Set in the not-too-distant city of Palo Alto, Calif., the HBO comedy “Silicon Valley,” which premiered April 6, follows the lives of Richard Hendrix (Thomas Middleditch) and his cynical band of programmers as they traverse the tech-infested waters of Silicon Valley. Even in the mecca of apps, software and websites, a geek is neither safe nor understood. In creator Mike Judge’s eyes, Silicon Valley is a cutthroat world – if you can’t code or can’t think of the “next big thing,” you’re out.
As technology has become more advanced and more inclusive to all members of society, computer programming has changed. It is not only about skill, but also about the human interface. “Brogrammers” (a deliciously coined term that reflects the more handsome programmers) and savvy businessmen can thrive, whereas the “traditional geek” cannot. They lack the charisma needed to connect and network with other people; because of this, Richard and his friends are behind in their field, even if their computing talents say otherwise.
In one scene, Erlich (T.J. Miller), who owns the “incubator” where Richard works, says he wants to make a difference like Steve Jobs. Richard contests that claim: “Jobs was a poser. He didn’t even write code.” Although these are blasphemous words, Richard has a point.

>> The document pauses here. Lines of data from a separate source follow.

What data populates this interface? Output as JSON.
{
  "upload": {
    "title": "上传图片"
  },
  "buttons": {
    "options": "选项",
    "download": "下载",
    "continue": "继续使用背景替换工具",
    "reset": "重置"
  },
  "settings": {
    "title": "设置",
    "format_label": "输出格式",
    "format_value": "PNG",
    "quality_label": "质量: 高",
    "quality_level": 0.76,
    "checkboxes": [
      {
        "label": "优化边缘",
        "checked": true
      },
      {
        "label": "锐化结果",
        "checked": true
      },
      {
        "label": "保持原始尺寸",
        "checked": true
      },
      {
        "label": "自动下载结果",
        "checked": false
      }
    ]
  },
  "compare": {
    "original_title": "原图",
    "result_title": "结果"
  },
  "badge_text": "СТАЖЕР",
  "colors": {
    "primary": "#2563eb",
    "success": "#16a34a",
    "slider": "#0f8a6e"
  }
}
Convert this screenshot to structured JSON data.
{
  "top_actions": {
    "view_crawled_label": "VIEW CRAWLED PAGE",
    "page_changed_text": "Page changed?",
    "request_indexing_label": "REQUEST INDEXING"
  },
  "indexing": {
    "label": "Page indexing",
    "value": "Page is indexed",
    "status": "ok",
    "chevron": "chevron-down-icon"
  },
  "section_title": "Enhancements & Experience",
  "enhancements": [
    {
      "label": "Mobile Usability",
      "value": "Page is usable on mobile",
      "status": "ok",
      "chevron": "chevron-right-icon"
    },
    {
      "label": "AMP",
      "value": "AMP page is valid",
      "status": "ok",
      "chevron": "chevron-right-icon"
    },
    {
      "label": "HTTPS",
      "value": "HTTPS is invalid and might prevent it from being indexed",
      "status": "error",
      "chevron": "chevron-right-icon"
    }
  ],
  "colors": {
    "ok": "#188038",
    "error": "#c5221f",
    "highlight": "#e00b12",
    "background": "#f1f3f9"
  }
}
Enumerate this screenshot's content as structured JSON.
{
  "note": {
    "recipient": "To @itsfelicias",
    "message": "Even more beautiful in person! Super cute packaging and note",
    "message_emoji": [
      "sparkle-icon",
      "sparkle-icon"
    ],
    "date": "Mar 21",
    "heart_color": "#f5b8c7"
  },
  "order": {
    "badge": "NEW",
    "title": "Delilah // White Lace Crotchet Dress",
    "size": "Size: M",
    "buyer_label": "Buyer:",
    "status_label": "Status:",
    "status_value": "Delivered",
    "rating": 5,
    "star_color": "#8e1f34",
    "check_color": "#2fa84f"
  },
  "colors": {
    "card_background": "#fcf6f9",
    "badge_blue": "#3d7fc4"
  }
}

People remember the Steve Jobses of the world and not the Steve Wozniaks; they remember the pseudo-coders rather than the coders themselves.
Despite the show’s satirization of tech culture and the tech industry, Richard is not cynical but hopeful. He’s awkward and shy, yet he’s capable of genius. Richard becomes a character to root for, an underdog, even when he is not so sure where he is going.
When Richard’s “revolutionary” algorithm for Pied Piper, his start-up, is discovered, everyone is in awe of it, including the “brogrammers” that made fun of it initially. Soon, everyone wants a piece of it, including Gavin Belson (Matt Ross), the philanthropic CEO of Hooli (think Google), and the anti-college investor Peter Gregory (Christopher Evan Welch). As a result, Richard has a panic attack and goes to the hospital, where even the doctors will pitch start-up ideas.
When Richard decides to build a billion-dollar company instead of sell out, Judge sets up the stage for what is to come, an exhilarating and funny look at the tech industry from the inside. Judge both empowers the archetype of the “traditional geek” and also leaves a huge lingering question. Will Richard’s app succeed? Who knows?
With the field and the “next big thing” constantly changing, Pied Piper could succeed, but it could just as easily be something as asinine as “NipAlert,” which gives users the direct location of a woman with erect nipples, or “BitSoup,” chicken noodle soup with binary numbers.
“Silicon Valley” can be slightly exaggerated in its message about tech culture because of how cynical it is. However, it also fully captures the passion about start-ups, even Stanford’s own, and how one idea can make “Kid Rock the poorest person” at a party. It’s funny, smart and a breeze to watch, and quite possibly, Judge might be able to convince us all that even in the tech sector of society, the real geeks, the Wozs, run the world.
Contact Marty Semilla at msemilla “at” stanford.edu.